Pollack, H. A., Danziger, S., Jayakody, R., & Seefeldt, K. S. (2002). Drug testing welfare recipients—false positives, false negatives, unanticipated opportunities.Women’s Health Issues,12(1), 23-31.
Fielding, J. E., Long, A. M., Imam, I. J., Tye, G., & Ogawa, P. L. (2002). The drug court programs of Los Angeles County: the initial results.A Journal of the Substance Abuse Treatment,23(3), 217-224.
Guthrie, P. M. (1990). The Drug Test and Welfare: Taking of the Drug War into Unconstitutional Limits.Ind. LJ,66, 579.
Carey, C. A. (1998). Crafting of a challenge to the practice of the drug testing welfare participants: the federal welfare reform, and state response as one of the most recent chapters in the war against drugs.Buff. L. Rev.,46, 281.
DiNardo, J. (1994). The critical review of estimates of the specific costs of alcohol and drug usage. InDrug testing in the workplace(pp. 57-76). Springer US.
Pavetti, L., Olson, Nightingale, D., Duke, A. E., & Isaacs, J. (1997). Welfare-to-Work Options for Families Facing Personal and Family Challenges: Rationale and Program Strategies.
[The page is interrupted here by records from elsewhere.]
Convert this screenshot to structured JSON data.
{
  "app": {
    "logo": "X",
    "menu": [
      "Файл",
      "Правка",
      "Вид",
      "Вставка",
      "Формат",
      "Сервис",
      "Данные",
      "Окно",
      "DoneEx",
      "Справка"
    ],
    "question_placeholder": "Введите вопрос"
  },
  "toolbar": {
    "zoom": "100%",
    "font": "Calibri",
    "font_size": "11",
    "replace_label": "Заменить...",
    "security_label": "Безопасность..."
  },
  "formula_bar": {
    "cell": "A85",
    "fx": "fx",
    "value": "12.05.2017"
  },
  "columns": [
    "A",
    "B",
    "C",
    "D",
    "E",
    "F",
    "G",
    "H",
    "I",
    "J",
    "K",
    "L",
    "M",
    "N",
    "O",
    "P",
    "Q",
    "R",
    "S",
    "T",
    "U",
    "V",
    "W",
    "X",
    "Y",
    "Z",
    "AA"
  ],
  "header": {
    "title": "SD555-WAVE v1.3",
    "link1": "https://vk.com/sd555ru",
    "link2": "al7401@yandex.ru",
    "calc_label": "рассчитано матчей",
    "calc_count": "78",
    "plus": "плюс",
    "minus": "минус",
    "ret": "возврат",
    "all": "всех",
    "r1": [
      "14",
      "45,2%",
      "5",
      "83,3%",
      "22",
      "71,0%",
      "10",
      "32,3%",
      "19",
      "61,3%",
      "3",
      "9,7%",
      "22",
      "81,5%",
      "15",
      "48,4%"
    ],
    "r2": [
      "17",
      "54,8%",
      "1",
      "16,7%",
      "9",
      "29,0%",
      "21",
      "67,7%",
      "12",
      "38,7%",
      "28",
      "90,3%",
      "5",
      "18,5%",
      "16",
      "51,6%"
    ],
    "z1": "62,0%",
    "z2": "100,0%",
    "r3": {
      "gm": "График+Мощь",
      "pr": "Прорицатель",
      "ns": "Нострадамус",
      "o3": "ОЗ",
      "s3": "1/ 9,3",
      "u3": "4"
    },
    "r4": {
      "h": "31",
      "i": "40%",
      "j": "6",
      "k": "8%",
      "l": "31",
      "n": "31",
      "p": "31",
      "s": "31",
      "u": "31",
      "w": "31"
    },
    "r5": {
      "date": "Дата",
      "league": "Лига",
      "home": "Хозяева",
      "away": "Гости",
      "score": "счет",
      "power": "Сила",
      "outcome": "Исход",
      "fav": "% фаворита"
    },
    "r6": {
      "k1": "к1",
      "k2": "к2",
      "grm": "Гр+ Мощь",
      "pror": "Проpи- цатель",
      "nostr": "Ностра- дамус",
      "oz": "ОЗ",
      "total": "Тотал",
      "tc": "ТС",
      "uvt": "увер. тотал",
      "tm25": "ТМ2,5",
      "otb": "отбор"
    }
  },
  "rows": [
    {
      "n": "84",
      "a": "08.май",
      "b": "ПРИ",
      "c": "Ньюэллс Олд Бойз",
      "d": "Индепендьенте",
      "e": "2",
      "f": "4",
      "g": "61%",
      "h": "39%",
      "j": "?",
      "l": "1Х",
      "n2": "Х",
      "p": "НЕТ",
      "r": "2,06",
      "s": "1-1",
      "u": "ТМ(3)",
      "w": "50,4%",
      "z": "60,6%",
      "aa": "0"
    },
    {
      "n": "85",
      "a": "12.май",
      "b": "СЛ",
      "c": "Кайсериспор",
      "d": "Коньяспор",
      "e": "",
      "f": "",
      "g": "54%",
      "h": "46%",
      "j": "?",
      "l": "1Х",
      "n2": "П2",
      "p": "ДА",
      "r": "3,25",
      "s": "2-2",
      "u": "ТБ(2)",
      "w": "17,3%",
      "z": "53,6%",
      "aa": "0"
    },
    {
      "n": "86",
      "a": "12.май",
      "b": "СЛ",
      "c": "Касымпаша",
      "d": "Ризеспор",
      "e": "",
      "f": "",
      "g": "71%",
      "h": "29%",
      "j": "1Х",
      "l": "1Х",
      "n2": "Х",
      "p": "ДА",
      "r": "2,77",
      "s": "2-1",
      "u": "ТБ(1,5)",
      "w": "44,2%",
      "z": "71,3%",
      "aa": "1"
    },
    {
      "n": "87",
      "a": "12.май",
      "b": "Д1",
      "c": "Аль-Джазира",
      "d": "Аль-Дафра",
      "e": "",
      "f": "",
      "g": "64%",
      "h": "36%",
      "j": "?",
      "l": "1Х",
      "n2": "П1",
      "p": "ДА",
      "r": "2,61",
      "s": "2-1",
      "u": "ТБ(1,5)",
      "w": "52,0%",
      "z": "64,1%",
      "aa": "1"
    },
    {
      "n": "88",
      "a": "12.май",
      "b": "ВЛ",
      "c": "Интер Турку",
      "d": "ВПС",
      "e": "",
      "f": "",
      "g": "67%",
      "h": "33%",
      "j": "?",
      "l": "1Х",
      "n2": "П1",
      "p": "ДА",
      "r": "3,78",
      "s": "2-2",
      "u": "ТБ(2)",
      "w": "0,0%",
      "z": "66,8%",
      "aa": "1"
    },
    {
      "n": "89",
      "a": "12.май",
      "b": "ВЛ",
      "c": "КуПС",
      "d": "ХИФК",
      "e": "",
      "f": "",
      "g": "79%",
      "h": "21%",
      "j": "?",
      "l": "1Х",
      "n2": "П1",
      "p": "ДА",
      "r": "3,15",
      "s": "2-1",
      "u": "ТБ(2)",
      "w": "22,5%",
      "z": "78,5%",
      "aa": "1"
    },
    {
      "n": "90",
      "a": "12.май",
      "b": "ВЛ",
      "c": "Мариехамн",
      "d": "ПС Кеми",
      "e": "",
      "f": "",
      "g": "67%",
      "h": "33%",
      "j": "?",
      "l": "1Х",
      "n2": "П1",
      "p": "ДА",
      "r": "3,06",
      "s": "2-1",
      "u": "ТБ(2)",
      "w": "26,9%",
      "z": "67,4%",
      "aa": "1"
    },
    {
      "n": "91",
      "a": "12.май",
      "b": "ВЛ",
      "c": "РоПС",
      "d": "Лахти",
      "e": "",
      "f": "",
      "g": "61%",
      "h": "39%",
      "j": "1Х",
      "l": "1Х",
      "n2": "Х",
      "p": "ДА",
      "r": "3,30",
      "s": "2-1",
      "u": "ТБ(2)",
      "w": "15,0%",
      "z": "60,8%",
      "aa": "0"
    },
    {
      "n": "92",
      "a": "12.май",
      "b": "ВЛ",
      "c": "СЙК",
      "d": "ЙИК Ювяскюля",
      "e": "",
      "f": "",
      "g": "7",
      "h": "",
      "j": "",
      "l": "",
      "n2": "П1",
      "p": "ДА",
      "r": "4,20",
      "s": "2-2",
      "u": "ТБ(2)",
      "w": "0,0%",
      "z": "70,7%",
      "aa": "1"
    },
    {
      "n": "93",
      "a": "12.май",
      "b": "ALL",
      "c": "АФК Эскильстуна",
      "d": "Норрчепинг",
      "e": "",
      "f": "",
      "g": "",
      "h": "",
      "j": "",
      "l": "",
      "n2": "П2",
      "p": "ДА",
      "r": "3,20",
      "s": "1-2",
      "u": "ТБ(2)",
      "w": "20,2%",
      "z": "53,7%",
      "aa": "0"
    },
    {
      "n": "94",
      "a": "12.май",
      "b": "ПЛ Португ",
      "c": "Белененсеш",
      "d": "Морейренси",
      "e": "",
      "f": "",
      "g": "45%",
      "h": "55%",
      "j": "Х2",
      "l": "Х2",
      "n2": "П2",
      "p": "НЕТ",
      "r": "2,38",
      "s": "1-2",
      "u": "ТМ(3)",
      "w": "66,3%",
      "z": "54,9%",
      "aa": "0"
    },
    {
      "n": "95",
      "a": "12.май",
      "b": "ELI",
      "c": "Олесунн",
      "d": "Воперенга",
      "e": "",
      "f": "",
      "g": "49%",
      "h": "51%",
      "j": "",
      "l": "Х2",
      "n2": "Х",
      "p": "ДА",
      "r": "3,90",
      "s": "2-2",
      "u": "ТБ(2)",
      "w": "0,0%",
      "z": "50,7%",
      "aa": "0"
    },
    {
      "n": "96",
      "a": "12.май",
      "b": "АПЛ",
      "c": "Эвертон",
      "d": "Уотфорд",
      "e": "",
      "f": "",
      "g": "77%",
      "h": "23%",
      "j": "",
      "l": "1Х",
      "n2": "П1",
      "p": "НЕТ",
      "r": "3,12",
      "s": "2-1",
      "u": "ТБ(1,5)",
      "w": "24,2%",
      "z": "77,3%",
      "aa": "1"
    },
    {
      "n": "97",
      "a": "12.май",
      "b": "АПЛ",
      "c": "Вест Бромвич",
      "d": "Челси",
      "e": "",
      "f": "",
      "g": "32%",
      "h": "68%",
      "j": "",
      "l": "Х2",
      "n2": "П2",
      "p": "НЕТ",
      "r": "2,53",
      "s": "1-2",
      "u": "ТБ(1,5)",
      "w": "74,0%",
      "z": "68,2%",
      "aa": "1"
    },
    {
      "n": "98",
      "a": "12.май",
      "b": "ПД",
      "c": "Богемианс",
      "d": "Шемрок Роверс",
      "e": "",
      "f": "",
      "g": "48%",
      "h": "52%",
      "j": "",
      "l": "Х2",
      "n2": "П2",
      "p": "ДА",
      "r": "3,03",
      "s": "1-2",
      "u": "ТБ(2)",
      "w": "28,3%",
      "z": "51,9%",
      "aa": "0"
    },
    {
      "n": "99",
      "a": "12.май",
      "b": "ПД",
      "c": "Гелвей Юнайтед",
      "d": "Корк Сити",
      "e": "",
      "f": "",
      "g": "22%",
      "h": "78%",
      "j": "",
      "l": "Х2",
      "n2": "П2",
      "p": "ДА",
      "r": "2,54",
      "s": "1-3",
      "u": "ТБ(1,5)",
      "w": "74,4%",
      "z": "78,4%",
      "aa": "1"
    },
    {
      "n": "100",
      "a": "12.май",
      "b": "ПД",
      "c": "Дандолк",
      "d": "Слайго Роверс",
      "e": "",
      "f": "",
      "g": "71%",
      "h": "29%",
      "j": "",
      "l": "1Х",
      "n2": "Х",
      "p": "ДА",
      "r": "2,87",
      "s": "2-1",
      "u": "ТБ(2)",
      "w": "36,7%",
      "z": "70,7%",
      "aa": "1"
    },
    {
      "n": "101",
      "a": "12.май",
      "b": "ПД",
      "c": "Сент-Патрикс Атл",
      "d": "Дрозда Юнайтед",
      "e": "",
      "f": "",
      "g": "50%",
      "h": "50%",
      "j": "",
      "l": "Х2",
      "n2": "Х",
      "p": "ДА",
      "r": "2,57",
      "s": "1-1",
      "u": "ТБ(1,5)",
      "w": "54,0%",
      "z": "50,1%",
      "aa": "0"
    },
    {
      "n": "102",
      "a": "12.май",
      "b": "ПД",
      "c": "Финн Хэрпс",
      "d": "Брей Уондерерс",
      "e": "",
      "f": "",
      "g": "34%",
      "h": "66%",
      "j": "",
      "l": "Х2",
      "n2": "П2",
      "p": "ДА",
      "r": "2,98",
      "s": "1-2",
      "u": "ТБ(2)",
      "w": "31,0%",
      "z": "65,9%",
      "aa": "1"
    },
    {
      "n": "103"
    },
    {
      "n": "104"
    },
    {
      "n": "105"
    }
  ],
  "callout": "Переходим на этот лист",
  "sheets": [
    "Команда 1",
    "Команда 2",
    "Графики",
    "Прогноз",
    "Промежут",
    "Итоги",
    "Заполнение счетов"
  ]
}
Hora, P. F., Schma, W. G., & Rosenthal, J. T. (1998). The therapeutic jurisprudence, as well as the drug treatment and court movement: A Revolutionizing of the response system of the criminal justice to drug abuse, and crime in the U.S..Notre Dame L. Rev.,74, 439.